(Dataset rows describing interfaces)
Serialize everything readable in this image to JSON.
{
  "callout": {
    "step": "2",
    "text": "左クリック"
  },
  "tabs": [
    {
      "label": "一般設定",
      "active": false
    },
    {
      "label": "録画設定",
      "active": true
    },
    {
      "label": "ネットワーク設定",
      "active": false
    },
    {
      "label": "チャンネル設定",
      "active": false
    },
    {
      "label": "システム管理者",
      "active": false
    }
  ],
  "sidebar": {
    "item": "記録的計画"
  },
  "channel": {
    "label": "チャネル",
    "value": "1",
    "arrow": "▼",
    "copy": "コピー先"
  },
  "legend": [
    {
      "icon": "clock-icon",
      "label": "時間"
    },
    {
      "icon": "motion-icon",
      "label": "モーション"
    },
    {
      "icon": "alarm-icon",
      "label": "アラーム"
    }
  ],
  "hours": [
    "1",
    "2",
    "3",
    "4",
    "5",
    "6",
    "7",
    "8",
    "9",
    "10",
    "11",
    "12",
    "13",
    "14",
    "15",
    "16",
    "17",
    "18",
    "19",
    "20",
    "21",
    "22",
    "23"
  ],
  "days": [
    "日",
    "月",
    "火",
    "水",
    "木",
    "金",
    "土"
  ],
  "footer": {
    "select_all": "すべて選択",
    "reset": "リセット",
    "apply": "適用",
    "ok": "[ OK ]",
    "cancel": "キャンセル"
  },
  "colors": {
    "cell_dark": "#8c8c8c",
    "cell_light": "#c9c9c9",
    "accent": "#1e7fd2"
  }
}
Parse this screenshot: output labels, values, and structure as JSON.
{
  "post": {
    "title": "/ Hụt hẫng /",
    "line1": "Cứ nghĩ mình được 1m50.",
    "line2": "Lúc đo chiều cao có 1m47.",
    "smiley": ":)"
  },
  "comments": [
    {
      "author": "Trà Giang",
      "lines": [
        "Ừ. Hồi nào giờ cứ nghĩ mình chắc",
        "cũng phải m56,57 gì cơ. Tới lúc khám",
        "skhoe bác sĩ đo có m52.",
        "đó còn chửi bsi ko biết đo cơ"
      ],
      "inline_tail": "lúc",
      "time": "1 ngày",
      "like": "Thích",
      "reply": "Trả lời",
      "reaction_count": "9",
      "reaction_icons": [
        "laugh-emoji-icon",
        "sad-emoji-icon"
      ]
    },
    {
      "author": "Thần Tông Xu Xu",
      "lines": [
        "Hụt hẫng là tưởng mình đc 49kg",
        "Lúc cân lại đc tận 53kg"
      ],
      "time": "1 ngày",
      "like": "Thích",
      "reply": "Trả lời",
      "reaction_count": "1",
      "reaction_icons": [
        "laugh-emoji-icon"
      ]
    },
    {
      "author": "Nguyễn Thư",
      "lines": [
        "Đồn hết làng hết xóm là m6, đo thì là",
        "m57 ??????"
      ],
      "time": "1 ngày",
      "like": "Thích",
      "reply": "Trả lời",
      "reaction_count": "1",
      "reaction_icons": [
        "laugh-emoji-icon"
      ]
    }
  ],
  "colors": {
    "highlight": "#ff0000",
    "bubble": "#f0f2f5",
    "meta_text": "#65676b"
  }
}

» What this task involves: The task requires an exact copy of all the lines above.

» Written answer:
Serialize everything readable in this image to JSON.
{
  "callout": {
    "step": "2",
    "text": "左クリック"
  },
  "tabs": [
    {
      "label": "一般設定",
      "active": false
    },
    {
      "label": "録画設定",
      "active": true
    },
    {
      "label": "ネットワーク設定",
      "active": false
    },
    {
      "label": "チャンネル設定",
      "active": false
    },
    {
      "label": "システム管理者",
      "active": false
    }
  ],
  "sidebar": {
    "item": "記録的計画"
  },
  "channel": {
    "label": "チャネル",
    "value": "1",
    "arrow": "▼",
    "copy": "コピー先"
  },
  "legend": [
    {
      "icon": "clock-icon",
      "label": "時間"
    },
    {
      "icon": "motion-icon",
      "label": "モーション"
    },
    {
      "icon": "alarm-icon",
      "label": "アラーム"
    }
  ],
  "hours": [
    "1",
    "2",
    "3",
    "4",
    "5",
    "6",
    "7",
    "8",
    "9",
    "10",
    "11",
    "12",
    "13",
    "14",
    "15",
    "16",
    "17",
    "18",
    "19",
    "20",
    "21",
    "22",
    "23"
  ],
  "days": [
    "日",
    "月",
    "火",
    "水",
    "木",
    "金",
    "土"
  ],
  "footer": {
    "select_all": "すべて選択",
    "reset": "リセット",
    "apply": "適用",
    "ok": "[ OK ]",
    "cancel": "キャンセル"
  },
  "colors": {
    "cell_dark": "#8c8c8c",
    "cell_light": "#c9c9c9",
    "accent": "#1e7fd2"
  }
}
Parse this screenshot: output labels, values, and structure as JSON.
{
  "post": {
    "title": "/ Hụt hẫng /",
    "line1": "Cứ nghĩ mình được 1m50.",
    "line2": "Lúc đo chiều cao có 1m47.",
    "smiley": ":)"
  },
  "comments": [
    {
      "author": "Trà Giang",
      "lines": [
        "Ừ. Hồi nào giờ cứ nghĩ mình chắc",
        "cũng phải m56,57 gì cơ. Tới lúc khám",
        "skhoe bác sĩ đo có m52.",
        "đó còn chửi bsi ko biết đo cơ"
      ],
      "inline_tail": "lúc",
      "time": "1 ngày",
      "like": "Thích",
      "reply": "Trả lời",
      "reaction_count": "9",
      "reaction_icons": [
        "laugh-emoji-icon",
        "sad-emoji-icon"
      ]
    },
    {
      "author": "Thần Tông Xu Xu",
      "lines": [
        "Hụt hẫng là tưởng mình đc 49kg",
        "Lúc cân lại đc tận 53kg"
      ],
      "time": "1 ngày",
      "like": "Thích",
      "reply": "Trả lời",
      "reaction_count": "1",
      "reaction_icons": [
        "laugh-emoji-icon"
      ]
    },
    {
      "author": "Nguyễn Thư",
      "lines": [
        "Đồn hết làng hết xóm là m6, đo thì là",
        "m57 ??????"
      ],
      "time": "1 ngày",
      "like": "Thích",
      "reply": "Trả lời",
      "reaction_count": "1",
      "reaction_icons": [
        "laugh-emoji-icon"
      ]
    }
  ],
  "colors": {
    "highlight": "#ff0000",
    "bubble": "#f0f2f5",
    "meta_text": "#65676b"
  }
}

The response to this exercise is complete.